  • Only in exceptional cases will EMBO Short-Term fellowships be awarded for research visits outside the countries listed above. For such cases, it is essential that a justification be provided why there is no appropriate expertise or technology in EMBC Member States, Associated Member States or Cooperation Partners.
  • Applications from outside EMBC Member States, Associated Member States or Cooperation Partners will not be considered.
  • Applications for the exclusive purpose of training in a technique rather than as a component of a wider research project, will not be considered for funding.
  • EMBO does not consider applications for Short-Term Fellowships to prolong visits begun under other auspices, or as bridging fellowships between, or prior to, long term stays funded by EMBO or other organizations.
  • Applications for fellowships to attend courses, workshops, or symposia will not be considered.

Application

There is no deadline for applications, however it is recommended to apply three months before the proposed starting date. Applications received or completed only after the start of the visit will not be considered.

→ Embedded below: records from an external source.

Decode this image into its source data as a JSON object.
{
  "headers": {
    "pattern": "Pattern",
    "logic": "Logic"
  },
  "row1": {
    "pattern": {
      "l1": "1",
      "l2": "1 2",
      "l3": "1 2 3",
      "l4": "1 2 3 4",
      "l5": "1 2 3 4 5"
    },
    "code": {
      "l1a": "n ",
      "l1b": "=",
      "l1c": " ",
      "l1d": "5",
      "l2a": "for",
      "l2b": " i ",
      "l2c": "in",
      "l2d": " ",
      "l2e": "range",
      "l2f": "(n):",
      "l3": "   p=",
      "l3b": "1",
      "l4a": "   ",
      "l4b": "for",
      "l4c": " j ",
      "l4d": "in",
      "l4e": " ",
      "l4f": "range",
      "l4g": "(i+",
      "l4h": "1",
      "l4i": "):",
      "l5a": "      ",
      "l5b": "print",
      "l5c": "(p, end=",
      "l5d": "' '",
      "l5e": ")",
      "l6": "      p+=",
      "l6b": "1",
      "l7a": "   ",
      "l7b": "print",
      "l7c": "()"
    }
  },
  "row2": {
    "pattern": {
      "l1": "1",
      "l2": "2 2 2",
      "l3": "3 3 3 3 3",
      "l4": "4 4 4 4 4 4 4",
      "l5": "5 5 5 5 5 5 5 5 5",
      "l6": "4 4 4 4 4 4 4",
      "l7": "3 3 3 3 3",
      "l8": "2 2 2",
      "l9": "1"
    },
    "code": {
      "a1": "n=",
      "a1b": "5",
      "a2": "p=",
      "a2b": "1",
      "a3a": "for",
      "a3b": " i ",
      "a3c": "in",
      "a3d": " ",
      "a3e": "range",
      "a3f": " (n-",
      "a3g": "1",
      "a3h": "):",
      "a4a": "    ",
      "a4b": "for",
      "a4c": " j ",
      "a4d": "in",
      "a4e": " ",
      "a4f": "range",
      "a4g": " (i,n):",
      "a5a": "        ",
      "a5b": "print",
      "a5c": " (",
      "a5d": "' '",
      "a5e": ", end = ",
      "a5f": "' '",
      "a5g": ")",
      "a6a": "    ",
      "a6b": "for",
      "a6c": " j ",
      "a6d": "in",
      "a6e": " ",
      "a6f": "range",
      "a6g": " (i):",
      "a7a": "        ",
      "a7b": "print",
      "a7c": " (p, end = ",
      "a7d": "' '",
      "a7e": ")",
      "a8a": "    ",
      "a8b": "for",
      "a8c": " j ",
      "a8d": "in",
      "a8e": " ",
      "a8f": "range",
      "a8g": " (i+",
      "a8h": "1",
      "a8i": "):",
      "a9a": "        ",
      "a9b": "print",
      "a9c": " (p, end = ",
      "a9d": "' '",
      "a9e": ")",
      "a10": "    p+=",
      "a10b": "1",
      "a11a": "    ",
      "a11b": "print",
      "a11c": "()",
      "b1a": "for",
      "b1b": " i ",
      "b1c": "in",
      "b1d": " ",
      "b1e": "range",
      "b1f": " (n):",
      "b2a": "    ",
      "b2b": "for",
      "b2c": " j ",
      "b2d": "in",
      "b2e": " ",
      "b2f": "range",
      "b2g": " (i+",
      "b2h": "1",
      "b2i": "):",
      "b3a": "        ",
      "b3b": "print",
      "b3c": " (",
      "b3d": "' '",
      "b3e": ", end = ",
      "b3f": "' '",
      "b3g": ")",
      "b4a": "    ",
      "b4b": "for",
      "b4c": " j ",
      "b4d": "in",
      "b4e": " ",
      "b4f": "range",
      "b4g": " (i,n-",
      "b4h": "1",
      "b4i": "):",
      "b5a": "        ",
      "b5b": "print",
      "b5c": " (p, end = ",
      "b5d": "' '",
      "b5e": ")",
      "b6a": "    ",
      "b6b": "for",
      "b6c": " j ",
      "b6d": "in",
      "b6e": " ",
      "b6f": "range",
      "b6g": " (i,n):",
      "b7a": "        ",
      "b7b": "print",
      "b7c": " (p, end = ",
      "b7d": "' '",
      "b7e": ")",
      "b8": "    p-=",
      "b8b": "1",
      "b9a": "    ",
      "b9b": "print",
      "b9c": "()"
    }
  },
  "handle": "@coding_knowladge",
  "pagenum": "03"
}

Applications and supporting documentation (two references, receiving institute acceptance) are only accepted via the online application system.

Evaluation

All applications are examined at the EMBO Fellowship Office to ensure that they are complete and eligible. Receipt of complete applications will be acknowledged via email.

Applications are judged on the following criteria:

  • CV of the candidate, and in particular research experience.
  • Quality of the project to be developed in the host laboratory (novelty, feasibility).
  • The suitability of the host laboratory for the proposed work.
  • Value of the exchange for the laboratories involved (collaboration, co-publication).

As soon as a decision is reached, normally within three to four months from submission of a complete application, applicants are informed promptly.

Benefits

Duration of support

Short-Term Fellowships are intended for visits of 1 week (7 days) up to 3 months (90 days).

Travel costs and stipend

The fellowships contribute towards travel costs and subsistence of the fellow but not of any dependents. The subsistence rate depends on the country being visited.

End of fellowship report

At the end of your fellowship applicants are asked to provide EMBO with a report of their activity at the host institute. The report should be sent to This email address is being protected from spambots. You need JavaScript enabled to view it.

Please note that you need to indicate your ASTF number and your current address on your final report.

The final report must be submitted to the fellowship office within 3 months of completing the research visit. The report should be about two pages, and should summarize the results as well as possible plans for further work to be undertaken. It may include diagrams, charts or illustrations. Upon receipt of the final report, the EMBO office will send a certificate stating the start date and duration of the fellowship, the place the place where it was held, the ASTF number and the title of the project developed.

Applicants must provide a letter signed by their home institution certifying that they have returned to work there for at least 6 months after the completion of the EMBO Short-Term Fellowship.

This email address is being protected from spambots. You need JavaScript enabled to view it.

David del Álamo Rodríguez
Programme Manager
T. + 49 6221 8891 122

Inga Strazda
Long-Term Advanced Fellowships Administrator
T. + 49 6221 8891 561

Ingrid Busby
Short-Term Fellowships Administrator
T. + 49 6221 8891 409

Benardine Ngu
Finance Fellowships Administrator
T. + 49 6221 8891 107

Larisa Bulgatova
Fellowships Administrator
T. + 49 6221 8891 551